Hoopeston students' video raises awareness of violence
HOOPESTON – To a handful of Hoopeston Area High School students, Kimberly Gray, Jessica Stanton and Madisen Leverenz were only statistics of violent crimes, names in news reports.
Then they met the slain women's mothers, fathers and sisters late last year. They saw the relatives' tears and heard the pain in their voices as they talked about their loved ones' deaths and how that changed their lives.
"You don't think stuff like that happens here," said Tyler Rush, who will be a junior next year. "They're just regular people like you."
"It opened up my eyes to how violence can happen to anyone and how it can impact someone for the rest of their life," added Meagan Rosebraugh, who will also be a junior.

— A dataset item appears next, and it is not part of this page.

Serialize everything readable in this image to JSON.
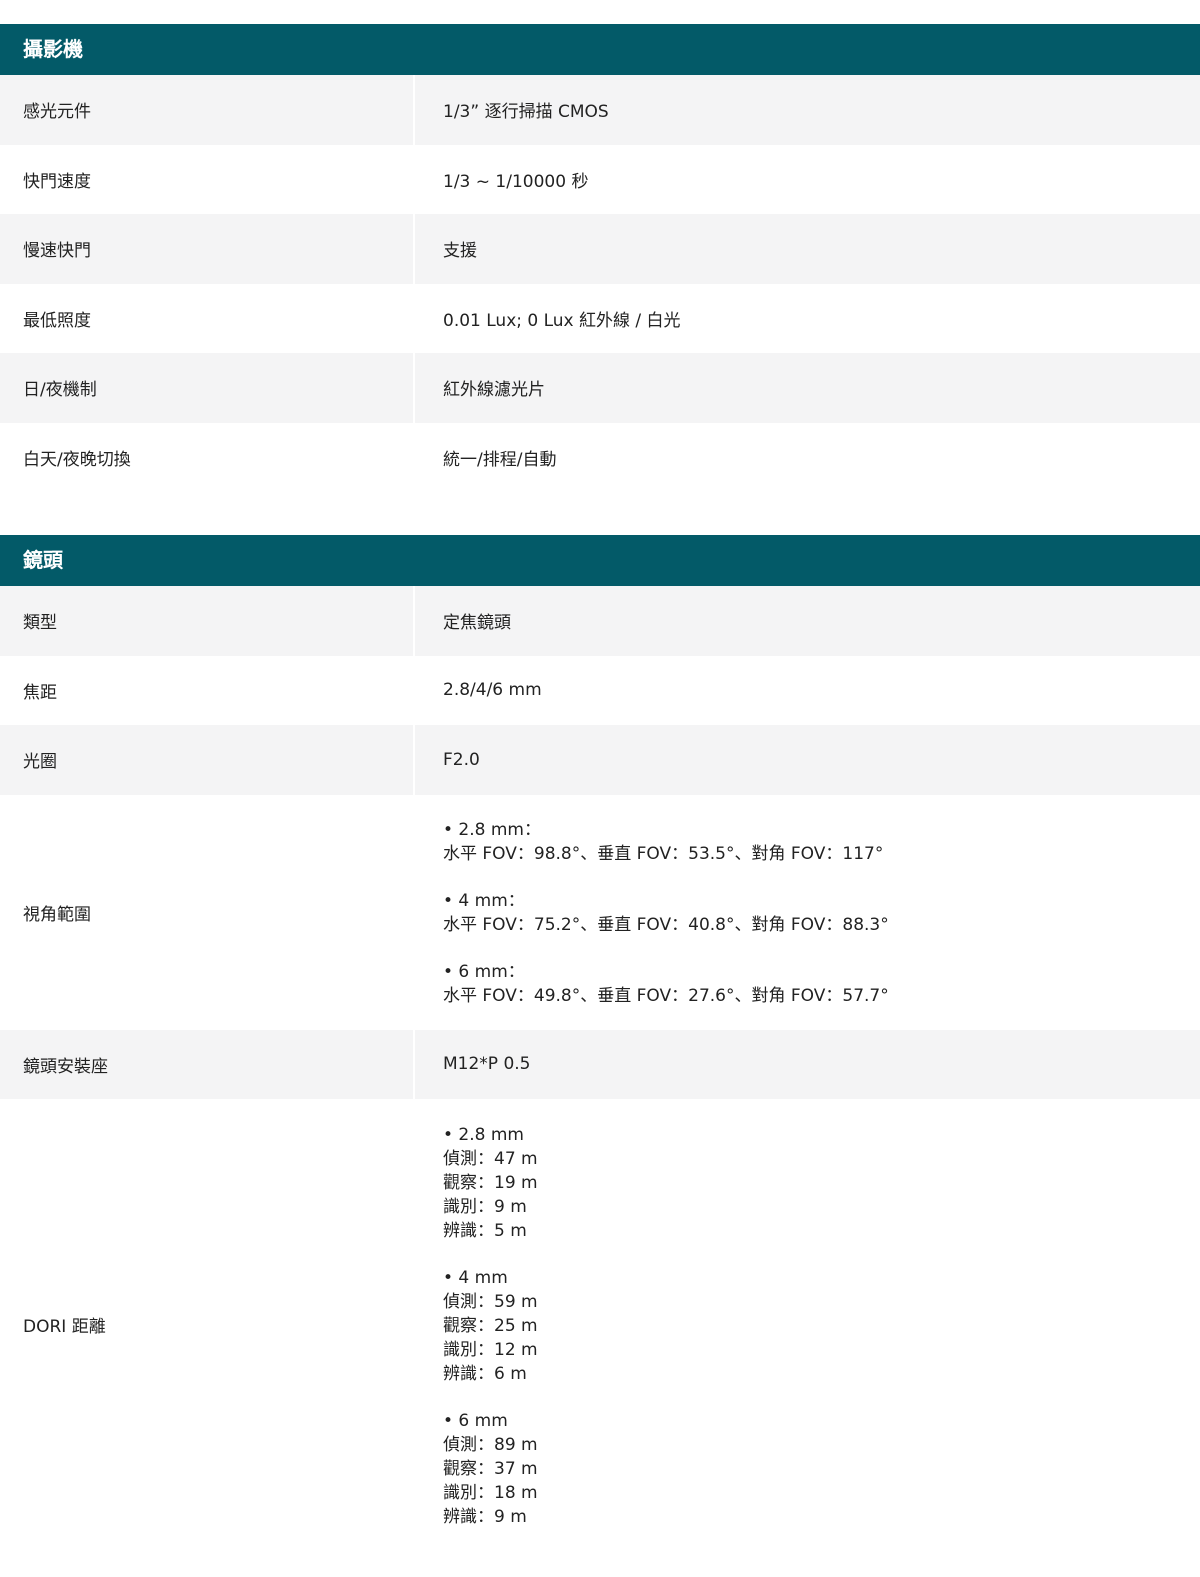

This past school year, the students – along with Alan Leigh and Robert Redmond, incoming juniors; Betsy Wagoner, an incoming senior; and Matt Morgenson, who graduated – were in Dan Reed's media class. The class collaborated with public health and social service agency officials to create a video, called "vi-o-lence", aimed at raising awareness about domestic abuse, elder abuse, sexual assault and bullying in Vermilion County, and the local services available to help victims and their families.
The project was funded by an Illinois Health Cares Vermilion County grant, a donation from Catholic Charities and an in-kind donation from the Vermilion County Health Department.
On Tuesday, officials screened the video to Hoopeston Area teachers at an end-of-the-year meeting. Now they plan to share it with the public, particularly those in health care.
"Doctors and nurses need to realize they may be the only lifeline for victims," said Linda Bolton, the health department's community relations and health education coordinator.
"We also want to raise awareness in the general public," Bolton continued, adding the video features interviews with "four average families ... who saw their lives turned upside down in a heartbeat. That's the insidiousness of violence. We hope the video makes people say, 'We won't accept this in our community.' The only way to stop it or curtail it is if we all work together to build a safer community."
The idea came from Amy Marchant, CRIS Senior Services' chief executive officer. Marchant, who wrote the grant, saw a similar video geared toward Chicago and wanted to create one for the county.
The students helped brainstorm ideas and questions for the more than 20 people who were interviewed. They also videotaped interviews, conducted by Bolton and Reed, and edited the material, which had to be edited down to 15 minutes.
"In the video, they're basically making impact statements to get people thinking," Reed said. Next fall, students will go through the tapes and make DVDs of the full interviews.
Interviews were conducted with police and other first-responders, crime victims' advocates and counselors, social service, mental health and school officials and others. Students were touched most by the family members.
They included Kathy Divan, mother of Mrs. Gray, who was shot to death in her Newtown home in 2005 by her husband, whom she had left; and Greg Williams, grandfather of 2 1/2-year-old Reagan Williams, who, authorities say, died in 2006 after being shaken. Also included were Jim and Kim Stanton, parents of Miss Stanton, who was stalked and fatally shot in 2007 by an ex-boyfriend, who then shot himself; and Liya Hussman-Rogers, sister of Miss Leverenz, one of three Danville residents who were shot to death in 2007.
When Divan cries softly as she recounts seeing her daughter's murderer in the couple's driveway, waving a gun at her and confessing to killing his estranged wife, Rosebraugh recalled getting quiet. Rush teared up, too.
They also were moved by the Stantons' story, and their regret that they weren't able to prevent their daughter's murder. "She was like my age," Wagoner said.
The students said the project will stay with them for a long time. It may even shape their future.
"I've always wanted to go into elementary education," Wagoner said, adding she still wants to do that but may focus on social work or counseling. "Hopefully I can be there for them and make a small impact on their lives."
To request a viewing of the video, "vi-o-lence", call Amy Marchant, CRIS Senior Services chief executive officer, at 443-2999.